◆ EXERCISE
Skip the images; return every entry exactly.

###

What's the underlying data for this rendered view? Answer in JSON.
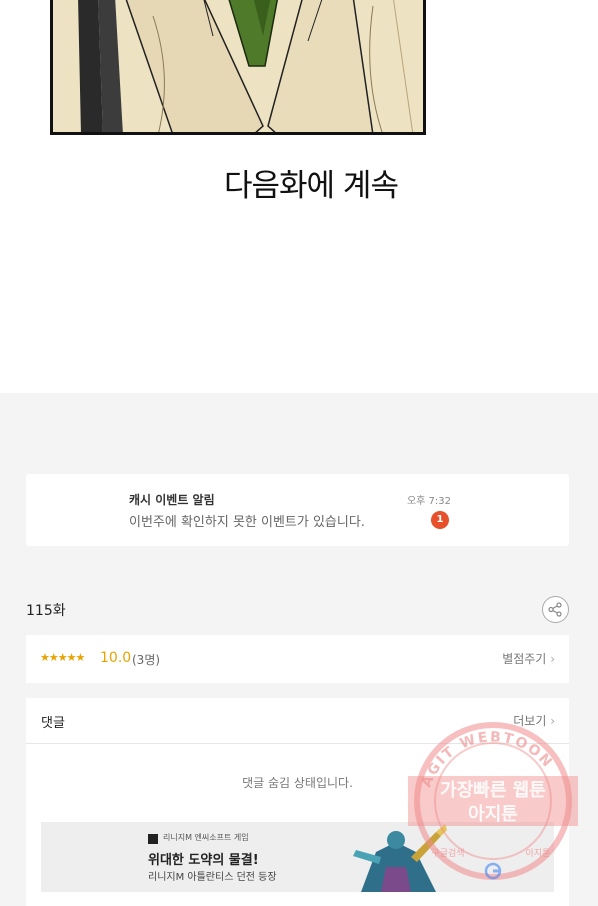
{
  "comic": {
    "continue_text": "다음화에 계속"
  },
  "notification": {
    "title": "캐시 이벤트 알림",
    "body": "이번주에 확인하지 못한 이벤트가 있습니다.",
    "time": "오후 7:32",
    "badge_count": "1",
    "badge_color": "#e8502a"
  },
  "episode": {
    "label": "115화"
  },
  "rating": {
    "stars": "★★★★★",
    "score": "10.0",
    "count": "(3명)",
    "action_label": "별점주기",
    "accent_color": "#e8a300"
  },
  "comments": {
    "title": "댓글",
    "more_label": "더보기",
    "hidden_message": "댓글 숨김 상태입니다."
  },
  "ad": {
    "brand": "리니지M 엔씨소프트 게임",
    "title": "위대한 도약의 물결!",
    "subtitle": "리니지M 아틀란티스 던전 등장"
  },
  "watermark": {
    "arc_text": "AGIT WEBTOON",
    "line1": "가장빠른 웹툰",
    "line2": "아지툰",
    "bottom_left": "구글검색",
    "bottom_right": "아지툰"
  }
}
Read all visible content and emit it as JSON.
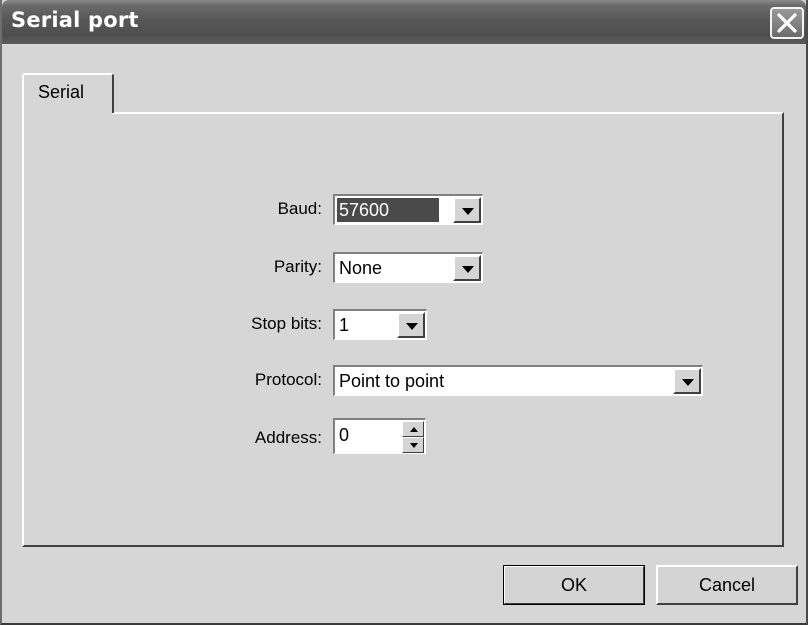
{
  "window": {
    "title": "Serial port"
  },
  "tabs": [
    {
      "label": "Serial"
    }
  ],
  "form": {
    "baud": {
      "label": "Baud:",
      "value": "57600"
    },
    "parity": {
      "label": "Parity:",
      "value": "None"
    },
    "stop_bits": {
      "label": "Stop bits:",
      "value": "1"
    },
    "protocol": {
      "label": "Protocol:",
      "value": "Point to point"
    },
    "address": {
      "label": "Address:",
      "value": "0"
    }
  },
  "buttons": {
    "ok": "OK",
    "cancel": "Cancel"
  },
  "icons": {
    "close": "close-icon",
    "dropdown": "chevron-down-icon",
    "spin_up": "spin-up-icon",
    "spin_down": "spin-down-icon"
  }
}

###

◆ RESULT OF THIS TASK
What's the underlying data for this rendered view? Answer in JSON.
{
  "comic": {
    "continue_text": "다음화에 계속"
  },
  "notification": {
    "title": "캐시 이벤트 알림",
    "body": "이번주에 확인하지 못한 이벤트가 있습니다.",
    "time": "오후 7:32",
    "badge_count": "1",
    "badge_color": "#e8502a"
  },
  "episode": {
    "label": "115화"
  },
  "rating": {
    "stars": "★★★★★",
    "score": "10.0",
    "count": "(3명)",
    "action_label": "별점주기",
    "accent_color": "#e8a300"
  },
  "comments": {
    "title": "댓글",
    "more_label": "더보기",
    "hidden_message": "댓글 숨김 상태입니다."
  },
  "ad": {
    "brand": "리니지M 엔씨소프트 게임",
    "title": "위대한 도약의 물결!",
    "subtitle": "리니지M 아틀란티스 던전 등장"
  },
  "watermark": {
    "arc_text": "AGIT WEBTOON",
    "line1": "가장빠른 웹툰",
    "line2": "아지툰",
    "bottom_left": "구글검색",
    "bottom_right": "아지툰"
  }
}
Read all visible content and emit it as JSON.
{
  "window": {
    "title": "Serial port"
  },
  "tabs": [
    {
      "label": "Serial"
    }
  ],
  "form": {
    "baud": {
      "label": "Baud:",
      "value": "57600"
    },
    "parity": {
      "label": "Parity:",
      "value": "None"
    },
    "stop_bits": {
      "label": "Stop bits:",
      "value": "1"
    },
    "protocol": {
      "label": "Protocol:",
      "value": "Point to point"
    },
    "address": {
      "label": "Address:",
      "value": "0"
    }
  },
  "buttons": {
    "ok": "OK",
    "cancel": "Cancel"
  },
  "icons": {
    "close": "close-icon",
    "dropdown": "chevron-down-icon",
    "spin_up": "spin-up-icon",
    "spin_down": "spin-down-icon"
  }
}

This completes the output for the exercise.